Segment Open
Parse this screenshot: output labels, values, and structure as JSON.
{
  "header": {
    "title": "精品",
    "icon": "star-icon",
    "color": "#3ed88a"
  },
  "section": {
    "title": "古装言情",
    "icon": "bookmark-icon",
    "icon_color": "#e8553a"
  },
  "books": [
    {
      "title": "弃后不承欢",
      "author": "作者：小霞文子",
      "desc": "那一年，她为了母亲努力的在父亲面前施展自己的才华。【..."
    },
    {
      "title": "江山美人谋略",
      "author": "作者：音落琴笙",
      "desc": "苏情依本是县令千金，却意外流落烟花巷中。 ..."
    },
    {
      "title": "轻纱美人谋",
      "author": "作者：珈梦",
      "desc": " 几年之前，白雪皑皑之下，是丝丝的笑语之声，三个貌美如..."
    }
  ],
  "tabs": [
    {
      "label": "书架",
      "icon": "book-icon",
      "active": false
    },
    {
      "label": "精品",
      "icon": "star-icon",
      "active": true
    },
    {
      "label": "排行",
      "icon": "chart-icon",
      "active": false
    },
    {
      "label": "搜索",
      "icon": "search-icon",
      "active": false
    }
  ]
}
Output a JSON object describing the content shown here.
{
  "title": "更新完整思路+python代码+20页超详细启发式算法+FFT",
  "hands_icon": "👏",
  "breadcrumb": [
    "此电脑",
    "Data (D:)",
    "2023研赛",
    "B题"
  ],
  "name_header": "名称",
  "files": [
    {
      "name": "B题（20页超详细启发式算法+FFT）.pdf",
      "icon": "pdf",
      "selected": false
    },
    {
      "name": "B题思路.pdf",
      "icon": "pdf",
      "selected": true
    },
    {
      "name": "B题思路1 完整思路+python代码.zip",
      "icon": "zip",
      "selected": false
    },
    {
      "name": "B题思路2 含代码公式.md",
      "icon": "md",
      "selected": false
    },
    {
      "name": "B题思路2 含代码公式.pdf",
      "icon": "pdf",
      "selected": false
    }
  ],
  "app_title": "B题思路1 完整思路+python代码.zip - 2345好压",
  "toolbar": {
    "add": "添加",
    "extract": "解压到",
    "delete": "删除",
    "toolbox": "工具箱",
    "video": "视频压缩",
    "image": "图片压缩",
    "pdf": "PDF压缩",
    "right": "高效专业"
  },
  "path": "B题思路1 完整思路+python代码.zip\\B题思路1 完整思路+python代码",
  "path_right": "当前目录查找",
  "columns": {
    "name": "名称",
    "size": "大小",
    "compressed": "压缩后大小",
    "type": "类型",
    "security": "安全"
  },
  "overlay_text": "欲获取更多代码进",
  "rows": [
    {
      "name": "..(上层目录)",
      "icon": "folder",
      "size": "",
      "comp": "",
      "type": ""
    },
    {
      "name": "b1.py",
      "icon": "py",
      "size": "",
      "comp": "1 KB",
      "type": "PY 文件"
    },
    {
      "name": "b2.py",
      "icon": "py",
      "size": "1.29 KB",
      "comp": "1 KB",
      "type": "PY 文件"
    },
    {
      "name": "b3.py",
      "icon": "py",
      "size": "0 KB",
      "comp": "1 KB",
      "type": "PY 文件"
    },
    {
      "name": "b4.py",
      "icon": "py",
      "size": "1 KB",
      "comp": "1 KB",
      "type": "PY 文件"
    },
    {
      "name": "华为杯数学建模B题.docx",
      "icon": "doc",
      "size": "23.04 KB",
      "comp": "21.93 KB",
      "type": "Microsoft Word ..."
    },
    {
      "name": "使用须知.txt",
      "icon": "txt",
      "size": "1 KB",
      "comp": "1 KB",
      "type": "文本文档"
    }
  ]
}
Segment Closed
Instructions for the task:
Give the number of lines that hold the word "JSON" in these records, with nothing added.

Answer to this problem:
2